As a result of government plans to slash £4 billion of funding from the railway, rail companies are seeking to implement thousands of job cuts, attacking pension schemes, and slashing critical safety inspections in order to facilitate mass redundancies, raising serious safety concerns for passengers and staff. These plans will have a major detrimental impact on the travelling public, and will destroy the rail system as we know it.

No doubt, all of these measures have come as a slap in the face for the thousands of RMT members who kept the railway and our country going through the pandemic, putting their own lives and the lives of their loved ones at risk by continuing to go out each day to work.
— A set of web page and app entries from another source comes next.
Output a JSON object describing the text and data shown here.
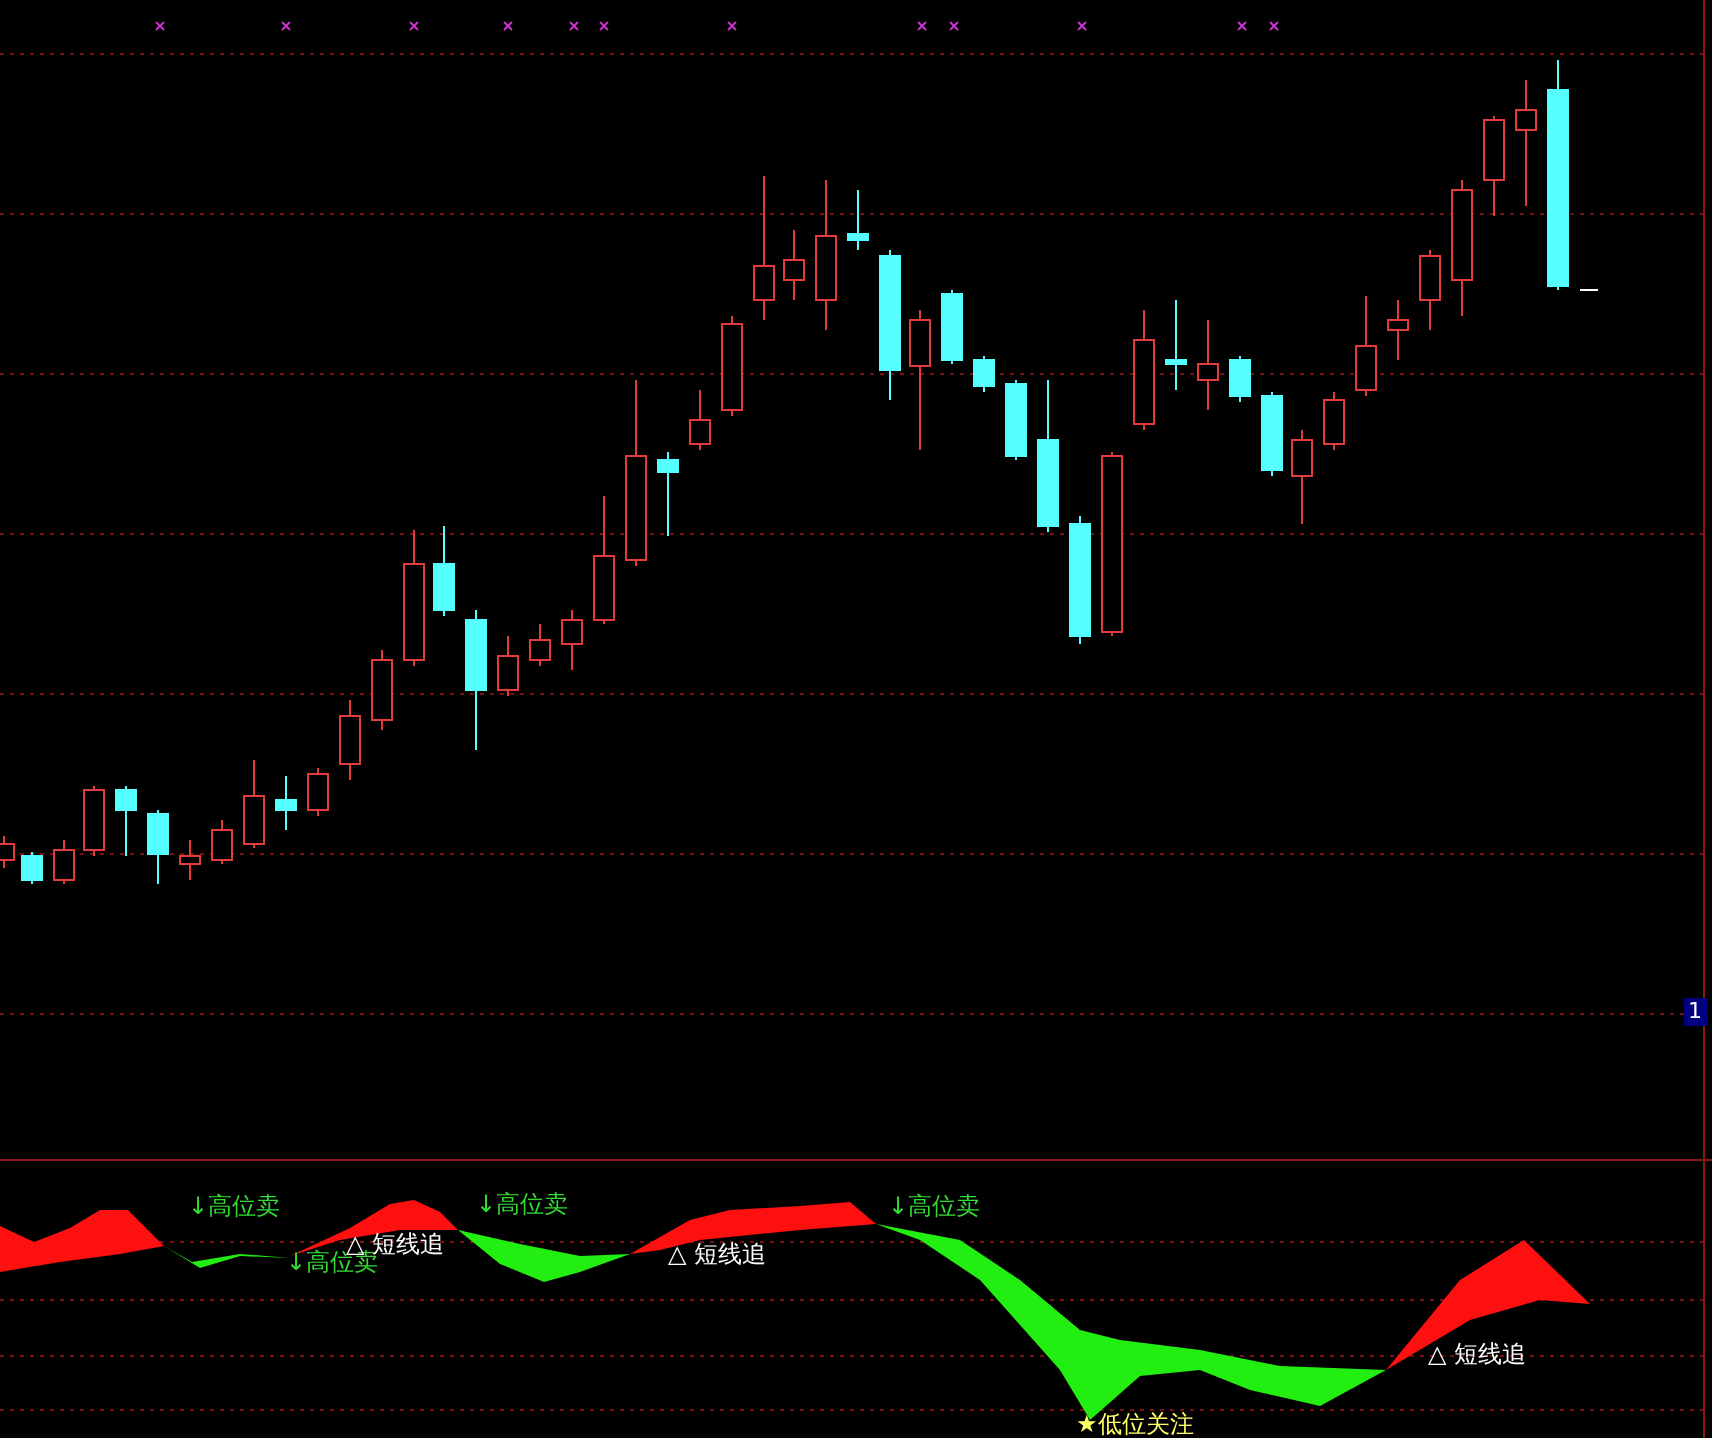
{
  "indicator_labels": [
    {
      "kind": "sell",
      "text": "↓高位卖"
    },
    {
      "kind": "sell",
      "text": "↓高位卖"
    },
    {
      "kind": "chase",
      "text": "△ 短线追"
    },
    {
      "kind": "sell",
      "text": "↓高位卖"
    },
    {
      "kind": "chase",
      "text": "△ 短线追"
    },
    {
      "kind": "sell",
      "text": "↓高位卖"
    },
    {
      "kind": "watch",
      "text": "★低位关注"
    },
    {
      "kind": "chase",
      "text": "△ 短线追"
    }
  ],
  "axis_marker": "1"
}
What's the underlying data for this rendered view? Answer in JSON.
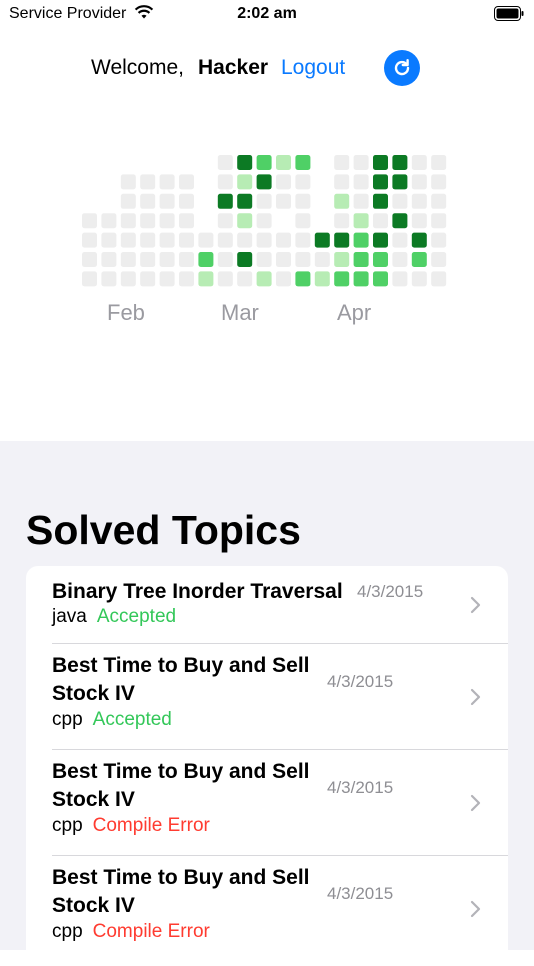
{
  "status_bar": {
    "carrier": "Service Provider",
    "time": "2:02 am",
    "wifi_icon": "wifi-icon",
    "battery_icon": "battery-icon"
  },
  "header": {
    "welcome": "Welcome,",
    "username": "Hacker",
    "logout": "Logout",
    "refresh_icon": "refresh-icon",
    "accent": "#0a7aff"
  },
  "heatmap": {
    "months": [
      "Feb",
      "Mar",
      "Apr"
    ],
    "colors": {
      "empty": "#ededed",
      "light": "#b7ecb4",
      "medium": "#4fd066",
      "dark": "#2aa43c",
      "darkest": "#0c7a24"
    }
  },
  "solved": {
    "title": "Solved Topics",
    "items": [
      {
        "title": "Binary Tree Inorder Traversal",
        "lang": "java",
        "status": "Accepted",
        "status_color": "#33c759",
        "date": "4/3/2015"
      },
      {
        "title": "Best Time to Buy and Sell Stock IV",
        "lang": "cpp",
        "status": "Accepted",
        "status_color": "#33c759",
        "date": "4/3/2015"
      },
      {
        "title": "Best Time to Buy and Sell Stock IV",
        "lang": "cpp",
        "status": "Compile Error",
        "status_color": "#ff3b30",
        "date": "4/3/2015"
      },
      {
        "title": "Best Time to Buy and Sell Stock IV",
        "lang": "cpp",
        "status": "Compile Error",
        "status_color": "#ff3b30",
        "date": "4/3/2015"
      }
    ]
  }
}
Having clapped for these essential workers every week, it’s quite obscene to see Conservative MPs now using the fact that rail services continued throughout the pandemic as an argument for strike busting. 

What’s more, Boris Johnson’s intention to bring forward plans to enable train operating companies to replace employees with agency workers, makes a total mockery of his feigned outrage when similar tactics were employed by P&O Ferries bosses just three months ago. 

Instead, the lesson those in power should have learnt from the Covid crisis and the recent debacle over the rights and conditions of our seafarers, is that the same workers who transported goods and other key workers up and down the country now deserve a rise in their wages to keep up with soaring inflation, and the assurance of job security, with no diminution of their terms and conditions.

The RMT’s dispute is an opportunity for Labour to demonstrate whose side it is on in the cost-of-living crisis. It is also an opportunity to make the case against a broken privatised rail system which puts the interests of shareholders above that of the workers running the railway, leaves passengers paying extortionate fares, and has taxpayers shelling out millions of pounds in subsidies.

As Shadow Transport Secretary, I produced a blueprint for a renationalised railway, which would remove the political interference of politicians and include trade unions as part of its management structure, removing the antagonistic relationship between workers and management that has characterised privatisation, and would create a railway that was run in the interests of the public good not private profit. Now is not the time to shy away from making the case for the changes the railway and the nation so desperately need.

The country is at a pivotal moment. In the war being waged on the living standards of the working class, workers are organising to defend their pay, terms and conditions. In the words the General Secretary of the RMT, Mick Lynch, ‘If you’re not bargaining, you’re begging, and the British working class should not have to beg.’ 

The Labour Party leadership needs to stop fence-sitting and wholeheartedly back not just the RMT but all workers who are taking action to protect their livelihoods. If we do not provide support to working people, we should not expect their support in return. Labour must always have the courage of its conviction and provide rail workers with the support they deserve.